Things You Should Know for the Upcoming Tax Season

Registered Retirement Savings Plan (RRSP):

Contribution deadline: March 1, 2022 

Note: contributions made by this date can be deducted form your 2021 taxable income.

Maximum Contribution Limit: $27,830

Your RRSP deduction limit for 2021 can be found on your 2020 Notice of Assessment. 

2021 Combined Marginal Tax Rates – Federal and Provincial 

(approximates per

       Taxable Income                Combined Tax Rate  

First $45,14220.05%
$45,142 to $49,02024.15%
$49,021 to $79,50529.65%
$79,506 to $90,28731.48%
$90,288 to $93,65533.89%
$93,656 to $98,04037.91%
$98,041 to $150,00043.41%
$150,001 to $151,97844.97%
$151,979 to $216,51148.29%
$216,512 to $220,00051.97%
Over $220,00053.53%

How the Canadian Tax System Works:

A common thing we hear as accountants is individuals do not want to work overtime or take a pay raise as it will put them into a higher tax bracket and result in them losing money.
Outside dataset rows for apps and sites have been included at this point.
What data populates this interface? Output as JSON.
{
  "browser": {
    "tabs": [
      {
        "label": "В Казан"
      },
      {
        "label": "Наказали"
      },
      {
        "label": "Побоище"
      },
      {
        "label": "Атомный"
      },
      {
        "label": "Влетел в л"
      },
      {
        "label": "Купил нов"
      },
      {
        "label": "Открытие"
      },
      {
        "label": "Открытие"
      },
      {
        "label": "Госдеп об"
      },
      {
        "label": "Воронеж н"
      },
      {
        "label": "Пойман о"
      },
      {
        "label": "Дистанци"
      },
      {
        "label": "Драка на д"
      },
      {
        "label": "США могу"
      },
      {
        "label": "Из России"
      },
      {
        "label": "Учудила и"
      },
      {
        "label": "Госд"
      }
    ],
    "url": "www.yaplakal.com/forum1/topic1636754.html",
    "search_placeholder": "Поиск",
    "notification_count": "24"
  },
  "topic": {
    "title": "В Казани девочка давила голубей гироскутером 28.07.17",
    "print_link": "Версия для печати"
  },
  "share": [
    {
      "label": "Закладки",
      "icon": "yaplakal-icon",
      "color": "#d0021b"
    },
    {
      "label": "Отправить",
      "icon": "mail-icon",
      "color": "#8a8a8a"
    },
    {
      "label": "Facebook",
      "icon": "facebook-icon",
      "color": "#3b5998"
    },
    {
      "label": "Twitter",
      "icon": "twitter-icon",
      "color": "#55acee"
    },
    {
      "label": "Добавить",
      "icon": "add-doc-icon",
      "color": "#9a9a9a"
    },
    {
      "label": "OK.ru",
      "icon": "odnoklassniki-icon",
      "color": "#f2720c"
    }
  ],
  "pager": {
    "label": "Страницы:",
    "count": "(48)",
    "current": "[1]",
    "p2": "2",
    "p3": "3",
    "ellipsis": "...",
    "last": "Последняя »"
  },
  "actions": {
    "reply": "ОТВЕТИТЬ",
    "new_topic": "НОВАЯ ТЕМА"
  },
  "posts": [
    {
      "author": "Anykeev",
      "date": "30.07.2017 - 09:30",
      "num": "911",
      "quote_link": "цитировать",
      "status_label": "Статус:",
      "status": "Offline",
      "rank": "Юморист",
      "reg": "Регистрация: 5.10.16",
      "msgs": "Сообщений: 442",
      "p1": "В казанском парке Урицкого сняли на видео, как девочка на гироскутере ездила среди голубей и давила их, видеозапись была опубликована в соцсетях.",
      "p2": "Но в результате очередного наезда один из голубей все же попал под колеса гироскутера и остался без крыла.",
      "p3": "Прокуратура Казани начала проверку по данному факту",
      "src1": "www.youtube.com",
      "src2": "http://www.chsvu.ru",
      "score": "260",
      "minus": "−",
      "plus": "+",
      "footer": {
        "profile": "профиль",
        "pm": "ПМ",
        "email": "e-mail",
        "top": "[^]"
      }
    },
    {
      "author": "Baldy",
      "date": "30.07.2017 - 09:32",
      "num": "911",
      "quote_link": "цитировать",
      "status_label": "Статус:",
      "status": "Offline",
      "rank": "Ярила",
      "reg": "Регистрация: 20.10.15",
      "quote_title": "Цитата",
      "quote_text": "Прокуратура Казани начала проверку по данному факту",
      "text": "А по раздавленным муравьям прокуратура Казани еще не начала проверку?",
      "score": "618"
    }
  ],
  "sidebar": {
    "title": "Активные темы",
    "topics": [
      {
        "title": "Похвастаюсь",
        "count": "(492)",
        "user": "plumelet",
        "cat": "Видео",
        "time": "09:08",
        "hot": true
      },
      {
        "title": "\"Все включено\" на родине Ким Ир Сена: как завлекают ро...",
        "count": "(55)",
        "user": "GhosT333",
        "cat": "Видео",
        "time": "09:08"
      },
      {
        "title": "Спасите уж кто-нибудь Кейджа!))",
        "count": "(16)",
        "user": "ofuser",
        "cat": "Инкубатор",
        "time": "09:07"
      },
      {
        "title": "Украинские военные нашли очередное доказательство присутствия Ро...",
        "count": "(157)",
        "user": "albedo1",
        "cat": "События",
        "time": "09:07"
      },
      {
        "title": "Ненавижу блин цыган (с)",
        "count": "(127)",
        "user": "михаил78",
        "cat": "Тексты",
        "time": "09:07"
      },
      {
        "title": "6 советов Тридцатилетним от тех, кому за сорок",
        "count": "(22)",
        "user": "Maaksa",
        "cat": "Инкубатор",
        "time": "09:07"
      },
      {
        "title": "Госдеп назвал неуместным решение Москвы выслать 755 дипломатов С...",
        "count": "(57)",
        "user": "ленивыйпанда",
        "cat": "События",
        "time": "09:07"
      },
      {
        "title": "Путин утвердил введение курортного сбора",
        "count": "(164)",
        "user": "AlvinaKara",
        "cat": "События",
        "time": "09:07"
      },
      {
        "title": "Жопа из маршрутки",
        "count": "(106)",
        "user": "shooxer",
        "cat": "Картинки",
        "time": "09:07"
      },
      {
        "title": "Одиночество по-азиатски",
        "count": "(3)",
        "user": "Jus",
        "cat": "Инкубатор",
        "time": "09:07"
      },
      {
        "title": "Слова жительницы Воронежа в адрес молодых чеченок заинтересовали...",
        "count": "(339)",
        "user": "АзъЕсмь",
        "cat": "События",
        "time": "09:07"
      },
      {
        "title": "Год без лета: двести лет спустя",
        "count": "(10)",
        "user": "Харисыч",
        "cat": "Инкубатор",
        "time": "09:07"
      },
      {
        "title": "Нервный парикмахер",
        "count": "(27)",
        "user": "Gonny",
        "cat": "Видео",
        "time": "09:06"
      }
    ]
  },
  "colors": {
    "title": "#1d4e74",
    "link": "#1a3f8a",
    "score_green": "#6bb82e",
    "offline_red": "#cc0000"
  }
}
However, this is a myth as Canada has a progressive tax system. This means that every single taxpayer will pay the same rate in each tax bracket as they progress through the brackets. 

For example, let’s say the taxpayer has taxable income of $70,000 and gets a raise to $90,000:
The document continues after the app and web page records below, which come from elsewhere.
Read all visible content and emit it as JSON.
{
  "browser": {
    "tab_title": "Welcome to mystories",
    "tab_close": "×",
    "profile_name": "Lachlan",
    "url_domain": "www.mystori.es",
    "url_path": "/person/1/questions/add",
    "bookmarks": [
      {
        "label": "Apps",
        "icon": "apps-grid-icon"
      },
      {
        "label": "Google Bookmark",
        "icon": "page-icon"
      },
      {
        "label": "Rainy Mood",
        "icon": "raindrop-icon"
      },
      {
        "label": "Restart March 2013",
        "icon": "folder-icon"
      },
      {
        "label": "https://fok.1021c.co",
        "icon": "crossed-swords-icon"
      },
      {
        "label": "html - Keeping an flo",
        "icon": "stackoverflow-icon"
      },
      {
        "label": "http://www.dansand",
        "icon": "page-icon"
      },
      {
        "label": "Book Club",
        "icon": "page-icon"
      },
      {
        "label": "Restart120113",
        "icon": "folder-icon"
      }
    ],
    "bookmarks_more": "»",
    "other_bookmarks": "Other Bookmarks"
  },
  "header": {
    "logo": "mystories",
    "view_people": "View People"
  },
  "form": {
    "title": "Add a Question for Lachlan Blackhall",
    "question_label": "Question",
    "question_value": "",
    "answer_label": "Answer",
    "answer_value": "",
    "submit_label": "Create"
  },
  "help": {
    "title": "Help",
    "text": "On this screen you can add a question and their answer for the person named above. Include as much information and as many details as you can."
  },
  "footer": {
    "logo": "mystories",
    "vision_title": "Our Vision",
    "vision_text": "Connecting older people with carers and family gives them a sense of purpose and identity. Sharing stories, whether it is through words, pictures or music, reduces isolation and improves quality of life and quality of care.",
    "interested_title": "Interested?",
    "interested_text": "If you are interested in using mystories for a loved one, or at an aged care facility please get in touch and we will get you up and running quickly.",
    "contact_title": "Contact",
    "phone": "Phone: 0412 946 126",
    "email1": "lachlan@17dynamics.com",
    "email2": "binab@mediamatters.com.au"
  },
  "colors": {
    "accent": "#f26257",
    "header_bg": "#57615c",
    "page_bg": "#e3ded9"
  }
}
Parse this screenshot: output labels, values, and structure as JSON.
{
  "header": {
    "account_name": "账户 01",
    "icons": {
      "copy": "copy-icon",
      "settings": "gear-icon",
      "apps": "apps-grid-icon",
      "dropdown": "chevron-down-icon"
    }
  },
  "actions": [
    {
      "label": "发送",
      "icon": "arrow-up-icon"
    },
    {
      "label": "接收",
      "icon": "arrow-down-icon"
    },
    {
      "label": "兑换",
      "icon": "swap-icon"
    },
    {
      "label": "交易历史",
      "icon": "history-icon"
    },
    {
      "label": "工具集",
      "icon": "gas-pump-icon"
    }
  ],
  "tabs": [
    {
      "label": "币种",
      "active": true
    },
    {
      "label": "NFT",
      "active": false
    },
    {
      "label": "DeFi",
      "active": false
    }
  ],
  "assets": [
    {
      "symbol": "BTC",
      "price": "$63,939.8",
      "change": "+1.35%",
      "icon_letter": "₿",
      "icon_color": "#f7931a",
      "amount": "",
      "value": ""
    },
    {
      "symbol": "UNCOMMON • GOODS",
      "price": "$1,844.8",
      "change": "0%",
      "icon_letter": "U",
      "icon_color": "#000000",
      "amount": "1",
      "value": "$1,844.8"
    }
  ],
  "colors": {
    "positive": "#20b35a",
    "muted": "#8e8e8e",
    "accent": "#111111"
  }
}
Taxable Income     Tax Rate         Taxes on $70,000         Taxes on $90,000

First $45,14220.05%$45,142 x 20.05% = $9,051$45,142 x 20.05% = $9,051
$45,142 to $49,02024.15%$3,877 x 24.15%= $936$3,877 x 24.15%= $936
$49,021 to $79,50529.65%$20,979 x 29.65%= $6,220$30,484 x 29.65%= $9,039
$79,505 to $90,28731.48%No income in this threshold$10,494 x 31.48%= $3,304
Total Taxes Payable$16,208$22,329
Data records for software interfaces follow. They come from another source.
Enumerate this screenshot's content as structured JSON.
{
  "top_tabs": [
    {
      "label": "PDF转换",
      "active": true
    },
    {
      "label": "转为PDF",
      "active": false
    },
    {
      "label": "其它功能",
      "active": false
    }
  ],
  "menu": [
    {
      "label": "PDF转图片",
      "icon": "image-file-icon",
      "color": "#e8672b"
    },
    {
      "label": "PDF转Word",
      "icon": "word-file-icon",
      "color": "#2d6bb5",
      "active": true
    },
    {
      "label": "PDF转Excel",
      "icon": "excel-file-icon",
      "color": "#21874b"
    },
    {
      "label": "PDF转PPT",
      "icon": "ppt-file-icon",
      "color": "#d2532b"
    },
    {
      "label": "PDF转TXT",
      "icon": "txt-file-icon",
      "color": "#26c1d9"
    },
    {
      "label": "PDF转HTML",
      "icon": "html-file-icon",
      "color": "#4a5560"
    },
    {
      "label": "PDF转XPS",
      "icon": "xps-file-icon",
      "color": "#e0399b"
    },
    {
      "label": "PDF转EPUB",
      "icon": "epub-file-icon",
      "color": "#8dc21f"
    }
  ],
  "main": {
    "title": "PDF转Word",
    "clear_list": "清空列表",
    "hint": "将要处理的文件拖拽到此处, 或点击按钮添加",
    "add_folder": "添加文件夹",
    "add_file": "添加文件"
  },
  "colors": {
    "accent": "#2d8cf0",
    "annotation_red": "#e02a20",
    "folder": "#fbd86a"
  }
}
In this example, at $70,000 the taxpayer will pay $16,000 in taxes before any tax credits are claimed. At $90,000 the taxpayer will pay $22,300 in taxes. This means on the $20,000 additional income, only an additional $6,100 is paid in taxes, resulting in $13,900 more in your pocket. Our tax system is set up in a way in which it is always better to earn more.